Here in Kirklees, my job for Cities of Service is to work out how we mobilise that same level of good will and enthusiasm to meet some of our local challenges. Some of the first things we’re looking into is how volunteers can help reach out to our older population who may be suffering loneliness; how we can get more men to volunteer and mentor younger men who need a positive influence in their life. As we go on we’ll also look at how we help each other out in bad weather, and ways we can make it easier to find others who might be willing to help with something you want to do in your local area.
Sharing the impact
There are so many ideas we could try out that we’re lucky Nesta is supporting us to develop a “Service Plan”, the initial document that all those going through the Cities of Service programme develop. So, as I’ve been sat at my desk, working out how to use the printer, grappling with the metrics and the wording of the Service Plan, it’s been the words of the Tour Makers that have been ringing in my ears. If Cities of Service can do anything for the people of Kirklees, it has to be about making it easier for them to take part, and to point to their achievements. Now, not every day can be a Tour de France day, but in so many ways the everyday achievements of volunteers across the district have an even longer lasting impact. For me, Cities of Service must be about making sure people know the impact of their actions in a way that inspires them, and makes them proud to take part in their own way.
The 4 Rs in volunteering
The great thing about Kirklees is we’re not going from a standing start. Over a number of years there has been investment in the simple ways that help people to take part. The 3 R’s of recruitment, retention and reward for volunteers have been at the heart of the dialogue between the public and voluntary sector for a long time. Just as importantly, the 4th R, relationship, has been there to make sure that at a time of almost unprecedented change for local government and third sector funding, we have worked on the relationships that will sustain and grow the “service” movement in Kirklees.
Making it happen

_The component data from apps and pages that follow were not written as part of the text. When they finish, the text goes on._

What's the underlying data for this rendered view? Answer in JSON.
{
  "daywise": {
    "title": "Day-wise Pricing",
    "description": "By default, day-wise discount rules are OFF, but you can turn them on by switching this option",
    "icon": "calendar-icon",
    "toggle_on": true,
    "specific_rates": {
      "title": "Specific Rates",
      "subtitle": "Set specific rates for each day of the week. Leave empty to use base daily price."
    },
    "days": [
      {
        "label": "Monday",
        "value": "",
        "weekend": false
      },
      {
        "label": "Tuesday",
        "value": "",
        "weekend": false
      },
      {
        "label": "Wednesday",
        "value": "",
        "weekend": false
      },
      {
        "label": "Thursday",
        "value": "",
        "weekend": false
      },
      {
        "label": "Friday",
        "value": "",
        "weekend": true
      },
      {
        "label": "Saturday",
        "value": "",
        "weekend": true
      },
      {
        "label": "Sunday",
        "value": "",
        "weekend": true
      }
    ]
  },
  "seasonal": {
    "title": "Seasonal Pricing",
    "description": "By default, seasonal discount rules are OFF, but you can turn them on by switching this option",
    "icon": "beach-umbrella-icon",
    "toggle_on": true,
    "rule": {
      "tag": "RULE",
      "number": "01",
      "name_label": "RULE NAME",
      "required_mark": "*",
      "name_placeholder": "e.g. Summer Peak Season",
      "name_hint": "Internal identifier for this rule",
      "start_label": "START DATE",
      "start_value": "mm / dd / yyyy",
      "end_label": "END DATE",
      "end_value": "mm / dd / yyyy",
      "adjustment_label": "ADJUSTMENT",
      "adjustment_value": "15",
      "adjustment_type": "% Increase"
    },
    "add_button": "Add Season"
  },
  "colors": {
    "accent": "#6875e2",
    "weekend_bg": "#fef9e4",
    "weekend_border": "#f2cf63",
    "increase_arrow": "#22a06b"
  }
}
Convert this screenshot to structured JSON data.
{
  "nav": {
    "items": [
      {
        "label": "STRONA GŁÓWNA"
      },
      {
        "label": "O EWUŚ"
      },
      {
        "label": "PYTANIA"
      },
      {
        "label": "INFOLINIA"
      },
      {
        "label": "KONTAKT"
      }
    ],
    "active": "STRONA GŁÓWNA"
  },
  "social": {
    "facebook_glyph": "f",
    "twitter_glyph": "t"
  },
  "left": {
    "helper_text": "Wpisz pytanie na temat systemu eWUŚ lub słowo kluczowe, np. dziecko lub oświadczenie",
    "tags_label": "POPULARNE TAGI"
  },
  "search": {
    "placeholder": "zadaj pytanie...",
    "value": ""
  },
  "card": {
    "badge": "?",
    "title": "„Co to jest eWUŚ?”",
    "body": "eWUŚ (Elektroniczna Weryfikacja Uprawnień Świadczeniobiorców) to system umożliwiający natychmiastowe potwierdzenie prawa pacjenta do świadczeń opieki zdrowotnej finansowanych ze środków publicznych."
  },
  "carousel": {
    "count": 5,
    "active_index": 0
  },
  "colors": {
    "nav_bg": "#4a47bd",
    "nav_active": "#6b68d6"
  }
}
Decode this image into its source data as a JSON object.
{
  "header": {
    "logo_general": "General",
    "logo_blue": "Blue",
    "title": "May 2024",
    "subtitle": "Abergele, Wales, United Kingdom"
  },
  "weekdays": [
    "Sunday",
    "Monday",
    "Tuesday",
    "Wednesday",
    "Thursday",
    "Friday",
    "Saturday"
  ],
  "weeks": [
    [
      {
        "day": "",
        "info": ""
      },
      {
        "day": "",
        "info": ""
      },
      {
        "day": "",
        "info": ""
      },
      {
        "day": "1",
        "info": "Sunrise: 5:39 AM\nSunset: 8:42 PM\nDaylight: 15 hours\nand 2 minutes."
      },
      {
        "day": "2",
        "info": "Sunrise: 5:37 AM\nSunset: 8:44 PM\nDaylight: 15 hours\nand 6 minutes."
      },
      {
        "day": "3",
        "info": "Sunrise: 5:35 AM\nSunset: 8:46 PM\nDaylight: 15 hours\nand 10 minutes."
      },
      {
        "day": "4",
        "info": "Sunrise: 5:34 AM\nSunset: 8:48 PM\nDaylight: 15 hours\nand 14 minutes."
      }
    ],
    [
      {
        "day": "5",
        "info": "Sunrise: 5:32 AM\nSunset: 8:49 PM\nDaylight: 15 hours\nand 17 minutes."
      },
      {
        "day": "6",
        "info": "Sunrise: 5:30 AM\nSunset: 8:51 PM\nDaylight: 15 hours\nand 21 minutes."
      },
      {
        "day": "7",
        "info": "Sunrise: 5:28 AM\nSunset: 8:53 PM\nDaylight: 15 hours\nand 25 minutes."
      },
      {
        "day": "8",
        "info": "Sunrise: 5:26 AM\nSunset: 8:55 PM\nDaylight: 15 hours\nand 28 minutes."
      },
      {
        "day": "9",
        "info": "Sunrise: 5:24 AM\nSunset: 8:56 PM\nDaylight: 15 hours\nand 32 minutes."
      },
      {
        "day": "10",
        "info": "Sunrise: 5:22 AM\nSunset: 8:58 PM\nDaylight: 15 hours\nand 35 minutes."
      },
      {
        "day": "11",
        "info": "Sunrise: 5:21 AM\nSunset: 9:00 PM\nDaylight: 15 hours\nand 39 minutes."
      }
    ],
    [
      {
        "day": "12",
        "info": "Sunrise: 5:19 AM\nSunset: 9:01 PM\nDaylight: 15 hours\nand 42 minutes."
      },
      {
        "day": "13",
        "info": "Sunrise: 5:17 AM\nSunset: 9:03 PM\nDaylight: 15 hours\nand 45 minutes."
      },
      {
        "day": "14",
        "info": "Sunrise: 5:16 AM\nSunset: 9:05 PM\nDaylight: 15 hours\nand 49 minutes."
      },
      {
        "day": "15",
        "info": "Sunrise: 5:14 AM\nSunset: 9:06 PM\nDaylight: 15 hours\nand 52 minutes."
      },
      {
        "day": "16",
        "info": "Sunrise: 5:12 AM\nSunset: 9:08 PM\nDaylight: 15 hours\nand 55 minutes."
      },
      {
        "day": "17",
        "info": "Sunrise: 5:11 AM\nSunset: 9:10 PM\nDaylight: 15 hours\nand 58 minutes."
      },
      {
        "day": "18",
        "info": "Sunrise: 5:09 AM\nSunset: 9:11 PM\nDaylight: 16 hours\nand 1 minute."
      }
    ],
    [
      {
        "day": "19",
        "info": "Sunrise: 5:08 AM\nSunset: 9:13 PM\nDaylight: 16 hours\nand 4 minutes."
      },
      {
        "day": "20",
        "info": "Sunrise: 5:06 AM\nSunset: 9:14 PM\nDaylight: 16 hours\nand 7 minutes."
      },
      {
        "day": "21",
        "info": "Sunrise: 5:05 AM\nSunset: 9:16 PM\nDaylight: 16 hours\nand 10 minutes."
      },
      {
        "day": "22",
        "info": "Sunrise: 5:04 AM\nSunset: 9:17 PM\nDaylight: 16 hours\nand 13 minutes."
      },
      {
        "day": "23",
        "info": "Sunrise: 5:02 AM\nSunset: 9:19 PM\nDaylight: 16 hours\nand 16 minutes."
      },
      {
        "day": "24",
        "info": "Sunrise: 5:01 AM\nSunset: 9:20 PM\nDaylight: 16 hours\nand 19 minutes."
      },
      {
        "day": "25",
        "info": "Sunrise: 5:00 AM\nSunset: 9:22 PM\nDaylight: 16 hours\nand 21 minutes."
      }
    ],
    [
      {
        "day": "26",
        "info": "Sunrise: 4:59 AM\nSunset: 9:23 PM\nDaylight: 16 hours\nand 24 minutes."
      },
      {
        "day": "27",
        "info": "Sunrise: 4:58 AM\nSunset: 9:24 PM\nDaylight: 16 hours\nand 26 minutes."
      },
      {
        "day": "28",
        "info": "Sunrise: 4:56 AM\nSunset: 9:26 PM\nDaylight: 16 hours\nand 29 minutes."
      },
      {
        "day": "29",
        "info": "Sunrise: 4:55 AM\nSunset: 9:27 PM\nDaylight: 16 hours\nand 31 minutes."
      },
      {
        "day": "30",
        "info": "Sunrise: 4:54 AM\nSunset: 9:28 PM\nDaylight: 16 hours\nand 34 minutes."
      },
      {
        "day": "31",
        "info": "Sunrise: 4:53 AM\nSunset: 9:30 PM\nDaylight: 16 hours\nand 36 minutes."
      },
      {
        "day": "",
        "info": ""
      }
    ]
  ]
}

Some of the exciting prospects for Cities of Service, and my role in particular, is how I can be a catalyst for this growth, how I can extend those relationships to also include the potential of the private sector, how I can unlock the wisdom of those other 193 Cities of Service who have started the journey before us and make it work for Kirklees and above all, how I can make it easier for everyone to engage in local action and be able to say “I helped make that happen”.